#### Directions for this task
Work through the data line by line, gathering every line that has the word "false".

[Excerpts from an interface dataset]

- Opening Delimiter -

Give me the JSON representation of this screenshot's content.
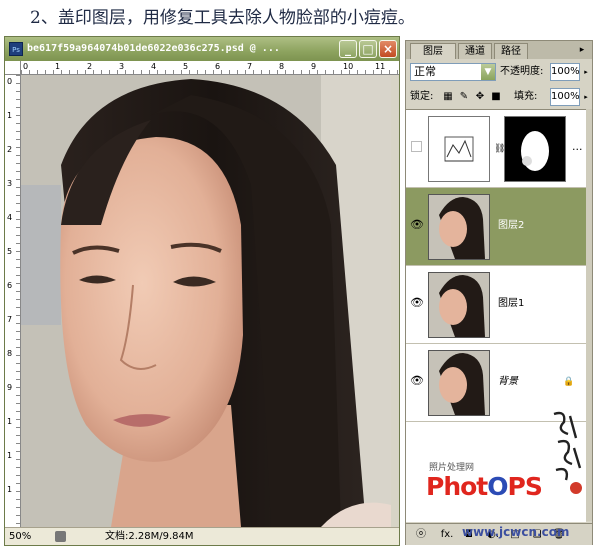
{
  "caption": "2、盖印图层，用修复工具去除人物脸部的小痘痘。",
  "document": {
    "title": "be617f59a964074b01de6022e036c275.psd @ ...",
    "app_icon": "Ps",
    "zoom": "50%",
    "doc_info": "文档:2.28M/9.84M",
    "ruler_top": [
      "0",
      "1",
      "2",
      "3",
      "4",
      "5",
      "6",
      "7",
      "8",
      "9",
      "10",
      "11"
    ],
    "ruler_left": [
      "0",
      "1",
      "2",
      "3",
      "4",
      "5",
      "6",
      "7",
      "8",
      "9",
      "1",
      "1",
      "1"
    ],
    "buttons": {
      "minimize": "_",
      "maximize": "□",
      "close": "×"
    }
  },
  "layers_panel": {
    "tabs": [
      "图层",
      "通道",
      "路径"
    ],
    "active_tab": 0,
    "menu_glyph": "▸",
    "blend_mode": "正常",
    "opacity_label": "不透明度:",
    "opacity_value": "100%",
    "lock_label": "锁定:",
    "fill_label": "填充:",
    "fill_value": "100%",
    "layers": [
      {
        "name": "",
        "visible": false,
        "selected": false,
        "adjustment": true
      },
      {
        "name": "图层2",
        "visible": true,
        "selected": true
      },
      {
        "name": "图层1",
        "visible": true,
        "selected": false
      },
      {
        "name": "背景",
        "visible": true,
        "selected": false,
        "locked": true
      }
    ],
    "bottom_glyphs": [
      "ⓞ",
      "fx.",
      "◘",
      "◐.",
      "□",
      "❏",
      "🗑"
    ],
    "more": "..."
  },
  "watermark": {
    "site_label": "照片处理网",
    "logo_red": "Phot",
    "logo_mid": "O",
    "logo_end": "PS",
    "url": "www.jcwcn.com"
  },
  "colors": {
    "titlebar": "#8da35f",
    "selected_layer": "#8c9a61",
    "panel_bg": "#d6d3c5"
  }
}
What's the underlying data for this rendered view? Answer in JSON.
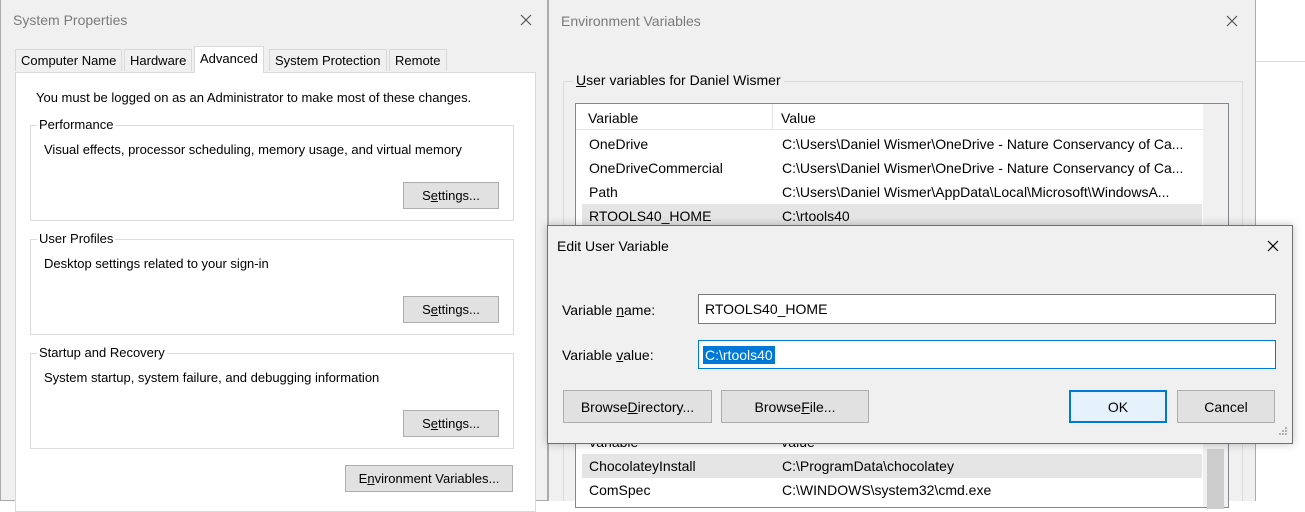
{
  "system_properties": {
    "title": "System Properties",
    "tabs": [
      {
        "label": "Computer Name"
      },
      {
        "label": "Hardware"
      },
      {
        "label": "Advanced"
      },
      {
        "label": "System Protection"
      },
      {
        "label": "Remote"
      }
    ],
    "admin_note": "You must be logged on as an Administrator to make most of these changes.",
    "groups": {
      "performance": {
        "title": "Performance",
        "desc": "Visual effects, processor scheduling, memory usage, and virtual memory"
      },
      "user_profiles": {
        "title": "User Profiles",
        "desc": "Desktop settings related to your sign-in"
      },
      "startup_recovery": {
        "title": "Startup and Recovery",
        "desc": "System startup, system failure, and debugging information"
      }
    },
    "settings_pre": "S",
    "settings_acc_perf": "e",
    "settings_post_perf": "ttings...",
    "settings_acc_prof": "e",
    "settings_post_prof": "ttings...",
    "settings_acc_start": "e",
    "settings_post_start": "ttings...",
    "env_button_pre": "E",
    "env_button_acc": "n",
    "env_button_post": "vironment Variables..."
  },
  "environment_variables": {
    "title": "Environment Variables",
    "user_group_pre": "U",
    "user_group_rest": "ser variables for Daniel Wismer",
    "columns": {
      "variable": "Variable",
      "value": "Value"
    },
    "user_rows": [
      {
        "variable": "OneDrive",
        "value": "C:\\Users\\Daniel Wismer\\OneDrive - Nature Conservancy of Ca..."
      },
      {
        "variable": "OneDriveCommercial",
        "value": "C:\\Users\\Daniel Wismer\\OneDrive - Nature Conservancy of Ca..."
      },
      {
        "variable": "Path",
        "value": "C:\\Users\\Daniel Wismer\\AppData\\Local\\Microsoft\\WindowsA..."
      },
      {
        "variable": "RTOOLS40_HOME",
        "value": "C:\\rtools40"
      }
    ],
    "system_rows": [
      {
        "variable": "ChocolateyInstall",
        "value": "C:\\ProgramData\\chocolatey"
      },
      {
        "variable": "ComSpec",
        "value": "C:\\WINDOWS\\system32\\cmd.exe"
      }
    ]
  },
  "edit_user_variable": {
    "title": "Edit User Variable",
    "name_label_pre": "Variable ",
    "name_label_acc": "n",
    "name_label_post": "ame:",
    "name_value": "RTOOLS40_HOME",
    "value_label_pre": "Variable ",
    "value_label_acc": "v",
    "value_label_post": "alue:",
    "value_value": "C:\\rtools40",
    "browse_dir_pre": "Browse ",
    "browse_dir_acc": "D",
    "browse_dir_post": "irectory...",
    "browse_file_pre": "Browse ",
    "browse_file_acc": "F",
    "browse_file_post": "ile...",
    "ok_label": "OK",
    "cancel_label": "Cancel"
  },
  "colors": {
    "accent": "#0078d7",
    "window_bg": "#f0f0f0",
    "title_text": "#7a7a7a"
  }
}
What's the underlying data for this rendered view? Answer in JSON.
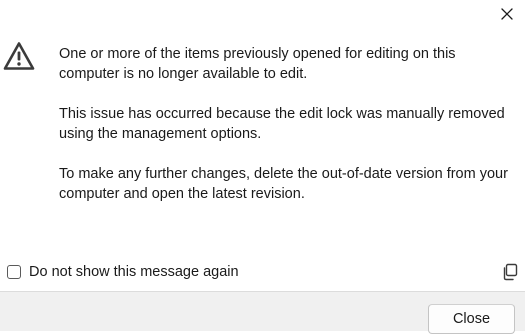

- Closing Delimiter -

#### Output
        "visible": false,
        "selected": false,
        "selected": false
        "selected": false,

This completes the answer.